▶ **ASSIGNMENT**
Every single entry that follows must be copied exactly.

▶ **INFORMATION**
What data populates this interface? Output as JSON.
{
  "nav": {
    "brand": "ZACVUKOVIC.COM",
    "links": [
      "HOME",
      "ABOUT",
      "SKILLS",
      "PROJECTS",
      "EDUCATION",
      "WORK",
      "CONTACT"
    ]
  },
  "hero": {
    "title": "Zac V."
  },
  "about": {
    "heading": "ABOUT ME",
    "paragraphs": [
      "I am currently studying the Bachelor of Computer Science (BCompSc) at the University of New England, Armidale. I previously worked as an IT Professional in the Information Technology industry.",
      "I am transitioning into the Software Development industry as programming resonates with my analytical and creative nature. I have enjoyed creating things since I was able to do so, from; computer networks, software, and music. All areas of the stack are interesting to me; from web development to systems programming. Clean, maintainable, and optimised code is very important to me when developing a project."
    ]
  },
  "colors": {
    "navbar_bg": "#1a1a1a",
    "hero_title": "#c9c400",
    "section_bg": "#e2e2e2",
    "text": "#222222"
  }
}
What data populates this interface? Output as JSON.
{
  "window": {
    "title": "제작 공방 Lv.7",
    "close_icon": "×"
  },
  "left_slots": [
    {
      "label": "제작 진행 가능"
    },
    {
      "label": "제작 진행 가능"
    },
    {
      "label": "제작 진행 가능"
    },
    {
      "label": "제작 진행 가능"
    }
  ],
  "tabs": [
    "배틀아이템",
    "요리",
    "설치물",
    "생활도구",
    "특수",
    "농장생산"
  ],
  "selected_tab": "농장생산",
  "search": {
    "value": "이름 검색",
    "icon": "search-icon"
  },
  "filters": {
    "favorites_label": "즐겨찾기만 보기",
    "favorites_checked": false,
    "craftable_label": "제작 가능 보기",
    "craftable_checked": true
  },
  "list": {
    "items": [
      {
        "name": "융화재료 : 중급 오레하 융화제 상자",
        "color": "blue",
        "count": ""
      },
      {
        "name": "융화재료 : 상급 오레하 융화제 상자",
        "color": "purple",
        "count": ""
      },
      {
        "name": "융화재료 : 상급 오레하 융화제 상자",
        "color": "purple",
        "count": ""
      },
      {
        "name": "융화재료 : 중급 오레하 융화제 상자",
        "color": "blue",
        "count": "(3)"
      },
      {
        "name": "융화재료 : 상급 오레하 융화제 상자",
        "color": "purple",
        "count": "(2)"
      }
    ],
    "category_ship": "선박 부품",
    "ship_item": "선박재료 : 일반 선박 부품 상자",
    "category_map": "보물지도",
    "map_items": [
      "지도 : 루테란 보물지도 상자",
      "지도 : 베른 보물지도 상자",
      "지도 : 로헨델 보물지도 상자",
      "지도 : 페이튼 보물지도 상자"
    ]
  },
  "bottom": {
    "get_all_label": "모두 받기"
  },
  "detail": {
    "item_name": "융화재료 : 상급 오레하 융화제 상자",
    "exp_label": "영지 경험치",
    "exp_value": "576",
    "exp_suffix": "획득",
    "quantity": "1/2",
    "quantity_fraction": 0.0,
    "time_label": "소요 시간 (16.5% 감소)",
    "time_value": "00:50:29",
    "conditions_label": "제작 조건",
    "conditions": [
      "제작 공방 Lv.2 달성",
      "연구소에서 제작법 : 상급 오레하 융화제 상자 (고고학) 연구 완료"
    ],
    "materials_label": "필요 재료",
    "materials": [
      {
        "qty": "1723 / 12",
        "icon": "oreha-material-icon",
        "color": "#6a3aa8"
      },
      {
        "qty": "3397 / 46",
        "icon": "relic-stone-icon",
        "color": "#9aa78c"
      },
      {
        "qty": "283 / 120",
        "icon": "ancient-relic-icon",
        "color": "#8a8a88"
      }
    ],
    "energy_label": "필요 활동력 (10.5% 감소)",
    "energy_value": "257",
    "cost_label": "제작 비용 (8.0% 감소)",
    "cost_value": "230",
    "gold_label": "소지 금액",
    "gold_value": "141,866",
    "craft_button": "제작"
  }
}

▶ **EXPECTED ANSWER**
What data populates this interface? Output as JSON.
{
  "nav": {
    "brand": "ZACVUKOVIC.COM",
    "links": [
      "HOME",
      "ABOUT",
      "SKILLS",
      "PROJECTS",
      "EDUCATION",
      "WORK",
      "CONTACT"
    ]
  },
  "hero": {
    "title": "Zac V."
  },
  "about": {
    "heading": "ABOUT ME",
    "paragraphs": [
      "I am currently studying the Bachelor of Computer Science (BCompSc) at the University of New England, Armidale. I previously worked as an IT Professional in the Information Technology industry.",
      "I am transitioning into the Software Development industry as programming resonates with my analytical and creative nature. I have enjoyed creating things since I was able to do so, from; computer networks, software, and music. All areas of the stack are interesting to me; from web development to systems programming. Clean, maintainable, and optimised code is very important to me when developing a project."
    ]
  },
  "colors": {
    "navbar_bg": "#1a1a1a",
    "hero_title": "#c9c400",
    "section_bg": "#e2e2e2",
    "text": "#222222"
  }
}
What data populates this interface? Output as JSON.
{
  "window": {
    "title": "제작 공방 Lv.7",
    "close_icon": "×"
  },
  "left_slots": [
    {
      "label": "제작 진행 가능"
    },
    {
      "label": "제작 진행 가능"
    },
    {
      "label": "제작 진행 가능"
    },
    {
      "label": "제작 진행 가능"
    }
  ],
  "tabs": [
    "배틀아이템",
    "요리",
    "설치물",
    "생활도구",
    "특수",
    "농장생산"
  ],
  "selected_tab": "농장생산",
  "search": {
    "value": "이름 검색",
    "icon": "search-icon"
  },
  "filters": {
    "favorites_label": "즐겨찾기만 보기",
    "favorites_checked": false,
    "craftable_label": "제작 가능 보기",
    "craftable_checked": true
  },
  "list": {
    "items": [
      {
        "name": "융화재료 : 중급 오레하 융화제 상자",
        "color": "blue",
        "count": ""
      },
      {
        "name": "융화재료 : 상급 오레하 융화제 상자",
        "color": "purple",
        "count": ""
      },
      {
        "name": "융화재료 : 상급 오레하 융화제 상자",
        "color": "purple",
        "count": ""
      },
      {
        "name": "융화재료 : 중급 오레하 융화제 상자",
        "color": "blue",
        "count": "(3)"
      },
      {
        "name": "융화재료 : 상급 오레하 융화제 상자",
        "color": "purple",
        "count": "(2)"
      }
    ],
    "category_ship": "선박 부품",
    "ship_item": "선박재료 : 일반 선박 부품 상자",
    "category_map": "보물지도",
    "map_items": [
      "지도 : 루테란 보물지도 상자",
      "지도 : 베른 보물지도 상자",
      "지도 : 로헨델 보물지도 상자",
      "지도 : 페이튼 보물지도 상자"
    ]
  },
  "bottom": {
    "get_all_label": "모두 받기"
  },
  "detail": {
    "item_name": "융화재료 : 상급 오레하 융화제 상자",
    "exp_label": "영지 경험치",
    "exp_value": "576",
    "exp_suffix": "획득",
    "quantity": "1/2",
    "quantity_fraction": 0.0,
    "time_label": "소요 시간 (16.5% 감소)",
    "time_value": "00:50:29",
    "conditions_label": "제작 조건",
    "conditions": [
      "제작 공방 Lv.2 달성",
      "연구소에서 제작법 : 상급 오레하 융화제 상자 (고고학) 연구 완료"
    ],
    "materials_label": "필요 재료",
    "materials": [
      {
        "qty": "1723 / 12",
        "icon": "oreha-material-icon",
        "color": "#6a3aa8"
      },
      {
        "qty": "3397 / 46",
        "icon": "relic-stone-icon",
        "color": "#9aa78c"
      },
      {
        "qty": "283 / 120",
        "icon": "ancient-relic-icon",
        "color": "#8a8a88"
      }
    ],
    "energy_label": "필요 활동력 (10.5% 감소)",
    "energy_value": "257",
    "cost_label": "제작 비용 (8.0% 감소)",
    "cost_value": "230",
    "gold_label": "소지 금액",
    "gold_value": "141,866",
    "craft_button": "제작"
  }
}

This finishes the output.